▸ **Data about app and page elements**
◆ ◆ ◆ ◆ ◆

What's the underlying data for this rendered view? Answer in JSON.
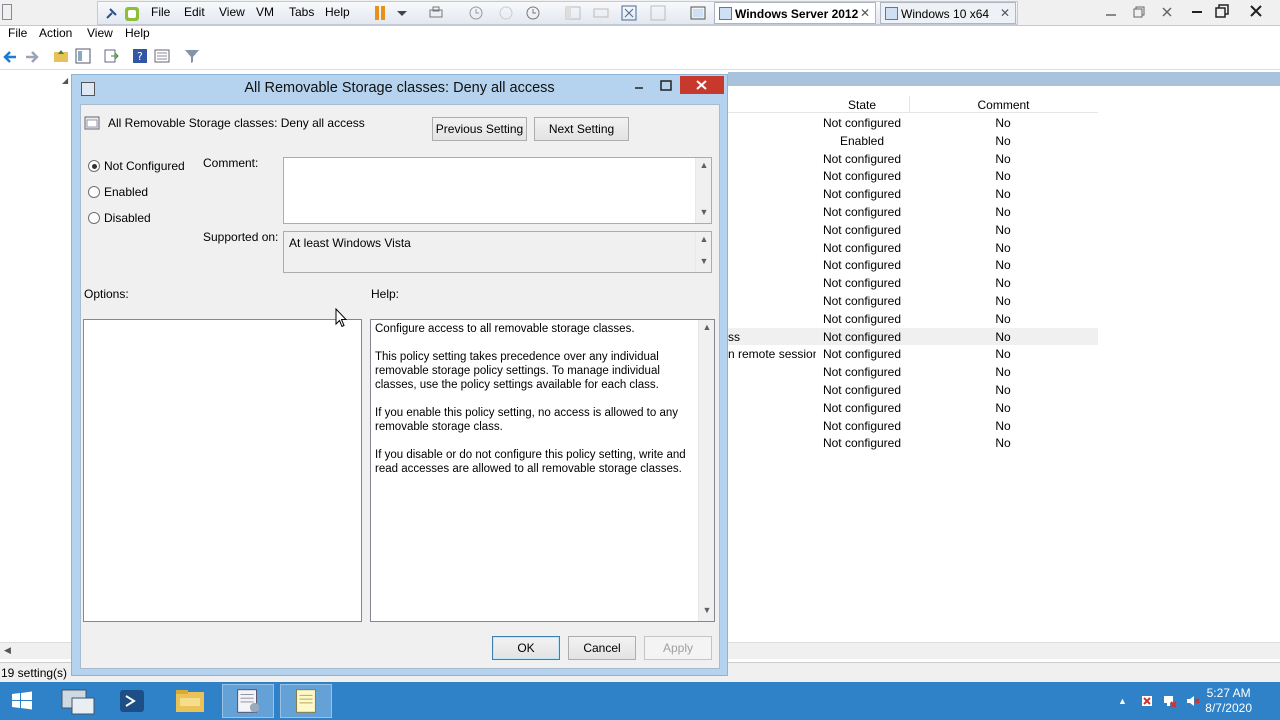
{
  "vmware": {
    "menu": [
      "File",
      "Edit",
      "View",
      "VM",
      "Tabs",
      "Help"
    ],
    "tabs": [
      {
        "label": "Windows Server 2012",
        "active": true
      },
      {
        "label": "Windows 10 x64",
        "active": false
      }
    ],
    "close_glyph": "✕"
  },
  "mmc": {
    "menu": [
      "File",
      "Action",
      "View",
      "Help"
    ],
    "list": {
      "headers": {
        "state": "State",
        "comment": "Comment"
      },
      "rows": [
        {
          "name": "",
          "state": "Not configured",
          "comment": "No"
        },
        {
          "name": "",
          "state": "Enabled",
          "comment": "No"
        },
        {
          "name": "",
          "state": "Not configured",
          "comment": "No"
        },
        {
          "name": "",
          "state": "Not configured",
          "comment": "No"
        },
        {
          "name": "",
          "state": "Not configured",
          "comment": "No"
        },
        {
          "name": "",
          "state": "Not configured",
          "comment": "No"
        },
        {
          "name": "",
          "state": "Not configured",
          "comment": "No"
        },
        {
          "name": "",
          "state": "Not configured",
          "comment": "No"
        },
        {
          "name": "",
          "state": "Not configured",
          "comment": "No"
        },
        {
          "name": "",
          "state": "Not configured",
          "comment": "No"
        },
        {
          "name": "",
          "state": "Not configured",
          "comment": "No"
        },
        {
          "name": "",
          "state": "Not configured",
          "comment": "No"
        },
        {
          "name": "ss",
          "state": "Not configured",
          "comment": "No",
          "selected": true
        },
        {
          "name": "n remote sessions",
          "state": "Not configured",
          "comment": "No"
        },
        {
          "name": "",
          "state": "Not configured",
          "comment": "No"
        },
        {
          "name": "",
          "state": "Not configured",
          "comment": "No"
        },
        {
          "name": "",
          "state": "Not configured",
          "comment": "No"
        },
        {
          "name": "",
          "state": "Not configured",
          "comment": "No"
        },
        {
          "name": "",
          "state": "Not configured",
          "comment": "No"
        }
      ]
    },
    "status": "19 setting(s)"
  },
  "dialog": {
    "title": "All Removable Storage classes: Deny all access",
    "setting_name": "All Removable Storage classes: Deny all access",
    "prev_button": "Previous Setting",
    "next_button": "Next Setting",
    "radios": {
      "not_configured": "Not Configured",
      "enabled": "Enabled",
      "disabled": "Disabled",
      "selected": "not_configured"
    },
    "comment_label": "Comment:",
    "comment_value": "",
    "supported_label": "Supported on:",
    "supported_value": "At least Windows Vista",
    "options_label": "Options:",
    "help_label": "Help:",
    "help_paragraphs": [
      "Configure access to all removable storage classes.",
      "This policy setting takes precedence over any individual removable storage policy settings. To manage individual classes, use the policy settings available for each class.",
      "If you enable this policy setting, no access is allowed to any removable storage class.",
      "If you disable or do not configure this policy setting, write and read accesses are allowed to all removable storage classes."
    ],
    "ok": "OK",
    "cancel": "Cancel",
    "apply": "Apply"
  },
  "taskbar": {
    "time": "5:27 AM",
    "date": "8/7/2020",
    "apps": [
      "start-button",
      "server-manager",
      "powershell",
      "file-explorer",
      "policy-editor",
      "notepad"
    ]
  },
  "colors": {
    "taskbar": "#2f82c8",
    "dialog_frame": "#b5d3ee",
    "close_button": "#c7392c"
  }
}
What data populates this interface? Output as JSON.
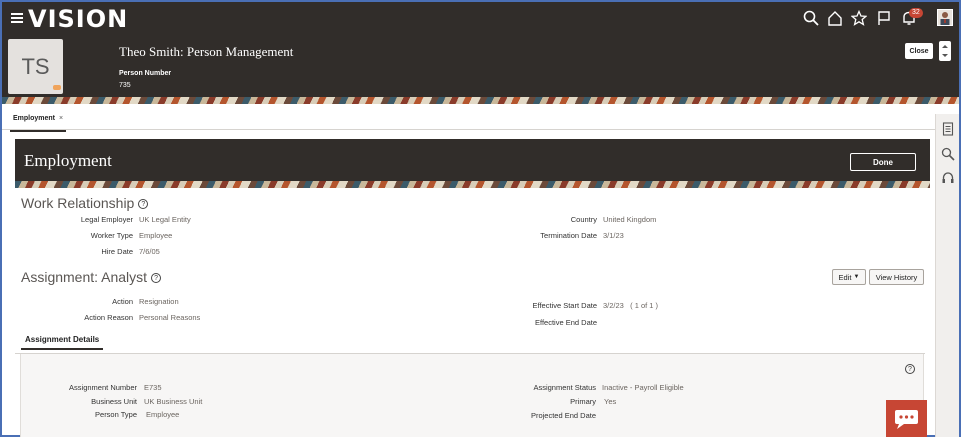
{
  "app": {
    "logo": "VISION"
  },
  "topbar": {
    "notifications_count": "32",
    "icons": [
      "search-icon",
      "home-icon",
      "star-icon",
      "flag-icon",
      "bell-icon"
    ]
  },
  "person": {
    "initials": "TS",
    "title": "Theo Smith: Person Management",
    "number_label": "Person Number",
    "number": "735",
    "close_label": "Close"
  },
  "tabs": [
    {
      "label": "Employment",
      "close": "×"
    }
  ],
  "page": {
    "title": "Employment",
    "done_label": "Done"
  },
  "work_relationship": {
    "title": "Work Relationship",
    "help": "?",
    "fields": {
      "legal_employer": {
        "label": "Legal Employer",
        "value": "UK Legal Entity"
      },
      "worker_type": {
        "label": "Worker Type",
        "value": "Employee"
      },
      "hire_date": {
        "label": "Hire Date",
        "value": "7/6/05"
      },
      "country": {
        "label": "Country",
        "value": "United Kingdom"
      },
      "termination_date": {
        "label": "Termination Date",
        "value": "3/1/23"
      }
    }
  },
  "assignment": {
    "title": "Assignment: Analyst",
    "help": "?",
    "edit_label": "Edit",
    "edit_caret": "▼",
    "view_history_label": "View History",
    "fields": {
      "action": {
        "label": "Action",
        "value": "Resignation"
      },
      "action_reason": {
        "label": "Action Reason",
        "value": "Personal Reasons"
      },
      "effective_start_date": {
        "label": "Effective Start Date",
        "value": "3/2/23",
        "pager": "( 1 of 1 )"
      },
      "effective_end_date": {
        "label": "Effective End Date",
        "value": ""
      }
    }
  },
  "details": {
    "tab_label": "Assignment Details",
    "help": "?",
    "fields": {
      "assignment_number": {
        "label": "Assignment Number",
        "value": "E735"
      },
      "business_unit": {
        "label": "Business Unit",
        "value": "UK Business Unit"
      },
      "person_type": {
        "label": "Person Type",
        "value": "Employee"
      },
      "assignment_status": {
        "label": "Assignment Status",
        "value": "Inactive - Payroll Eligible"
      },
      "primary": {
        "label": "Primary",
        "value": "Yes"
      },
      "projected_end_date": {
        "label": "Projected End Date",
        "value": ""
      }
    }
  },
  "colors": {
    "header_bg": "#312d2a",
    "accent_red": "#c74634",
    "link_gray": "#6b6560"
  }
}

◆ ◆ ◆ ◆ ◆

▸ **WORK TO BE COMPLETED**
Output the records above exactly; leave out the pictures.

▸ **TASK RESULT**
What's the underlying data for this rendered view? Answer in JSON.
{
  "vmware": {
    "menu": [
      "File",
      "Edit",
      "View",
      "VM",
      "Tabs",
      "Help"
    ],
    "tabs": [
      {
        "label": "Windows Server 2012",
        "active": true
      },
      {
        "label": "Windows 10 x64",
        "active": false
      }
    ],
    "close_glyph": "✕"
  },
  "mmc": {
    "menu": [
      "File",
      "Action",
      "View",
      "Help"
    ],
    "list": {
      "headers": {
        "state": "State",
        "comment": "Comment"
      },
      "rows": [
        {
          "name": "",
          "state": "Not configured",
          "comment": "No"
        },
        {
          "name": "",
          "state": "Enabled",
          "comment": "No"
        },
        {
          "name": "",
          "state": "Not configured",
          "comment": "No"
        },
        {
          "name": "",
          "state": "Not configured",
          "comment": "No"
        },
        {
          "name": "",
          "state": "Not configured",
          "comment": "No"
        },
        {
          "name": "",
          "state": "Not configured",
          "comment": "No"
        },
        {
          "name": "",
          "state": "Not configured",
          "comment": "No"
        },
        {
          "name": "",
          "state": "Not configured",
          "comment": "No"
        },
        {
          "name": "",
          "state": "Not configured",
          "comment": "No"
        },
        {
          "name": "",
          "state": "Not configured",
          "comment": "No"
        },
        {
          "name": "",
          "state": "Not configured",
          "comment": "No"
        },
        {
          "name": "",
          "state": "Not configured",
          "comment": "No"
        },
        {
          "name": "ss",
          "state": "Not configured",
          "comment": "No",
          "selected": true
        },
        {
          "name": "n remote sessions",
          "state": "Not configured",
          "comment": "No"
        },
        {
          "name": "",
          "state": "Not configured",
          "comment": "No"
        },
        {
          "name": "",
          "state": "Not configured",
          "comment": "No"
        },
        {
          "name": "",
          "state": "Not configured",
          "comment": "No"
        },
        {
          "name": "",
          "state": "Not configured",
          "comment": "No"
        },
        {
          "name": "",
          "state": "Not configured",
          "comment": "No"
        }
      ]
    },
    "status": "19 setting(s)"
  },
  "dialog": {
    "title": "All Removable Storage classes: Deny all access",
    "setting_name": "All Removable Storage classes: Deny all access",
    "prev_button": "Previous Setting",
    "next_button": "Next Setting",
    "radios": {
      "not_configured": "Not Configured",
      "enabled": "Enabled",
      "disabled": "Disabled",
      "selected": "not_configured"
    },
    "comment_label": "Comment:",
    "comment_value": "",
    "supported_label": "Supported on:",
    "supported_value": "At least Windows Vista",
    "options_label": "Options:",
    "help_label": "Help:",
    "help_paragraphs": [
      "Configure access to all removable storage classes.",
      "This policy setting takes precedence over any individual removable storage policy settings. To manage individual classes, use the policy settings available for each class.",
      "If you enable this policy setting, no access is allowed to any removable storage class.",
      "If you disable or do not configure this policy setting, write and read accesses are allowed to all removable storage classes."
    ],
    "ok": "OK",
    "cancel": "Cancel",
    "apply": "Apply"
  },
  "taskbar": {
    "time": "5:27 AM",
    "date": "8/7/2020",
    "apps": [
      "start-button",
      "server-manager",
      "powershell",
      "file-explorer",
      "policy-editor",
      "notepad"
    ]
  },
  "colors": {
    "taskbar": "#2f82c8",
    "dialog_frame": "#b5d3ee",
    "close_button": "#c7392c"
  }
}
What data populates this interface? Output as JSON.
{
  "app": {
    "logo": "VISION"
  },
  "topbar": {
    "notifications_count": "32",
    "icons": [
      "search-icon",
      "home-icon",
      "star-icon",
      "flag-icon",
      "bell-icon"
    ]
  },
  "person": {
    "initials": "TS",
    "title": "Theo Smith: Person Management",
    "number_label": "Person Number",
    "number": "735",
    "close_label": "Close"
  },
  "tabs": [
    {
      "label": "Employment",
      "close": "×"
    }
  ],
  "page": {
    "title": "Employment",
    "done_label": "Done"
  },
  "work_relationship": {
    "title": "Work Relationship",
    "help": "?",
    "fields": {
      "legal_employer": {
        "label": "Legal Employer",
        "value": "UK Legal Entity"
      },
      "worker_type": {
        "label": "Worker Type",
        "value": "Employee"
      },
      "hire_date": {
        "label": "Hire Date",
        "value": "7/6/05"
      },
      "country": {
        "label": "Country",
        "value": "United Kingdom"
      },
      "termination_date": {
        "label": "Termination Date",
        "value": "3/1/23"
      }
    }
  },
  "assignment": {
    "title": "Assignment: Analyst",
    "help": "?",
    "edit_label": "Edit",
    "edit_caret": "▼",
    "view_history_label": "View History",
    "fields": {
      "action": {
        "label": "Action",
        "value": "Resignation"
      },
      "action_reason": {
        "label": "Action Reason",
        "value": "Personal Reasons"
      },
      "effective_start_date": {
        "label": "Effective Start Date",
        "value": "3/2/23",
        "pager": "( 1 of 1 )"
      },
      "effective_end_date": {
        "label": "Effective End Date",
        "value": ""
      }
    }
  },
  "details": {
    "tab_label": "Assignment Details",
    "help": "?",
    "fields": {
      "assignment_number": {
        "label": "Assignment Number",
        "value": "E735"
      },
      "business_unit": {
        "label": "Business Unit",
        "value": "UK Business Unit"
      },
      "person_type": {
        "label": "Person Type",
        "value": "Employee"
      },
      "assignment_status": {
        "label": "Assignment Status",
        "value": "Inactive - Payroll Eligible"
      },
      "primary": {
        "label": "Primary",
        "value": "Yes"
      },
      "projected_end_date": {
        "label": "Projected End Date",
        "value": ""
      }
    }
  },
  "colors": {
    "header_bg": "#312d2a",
    "accent_red": "#c74634",
    "link_gray": "#6b6560"
  }
}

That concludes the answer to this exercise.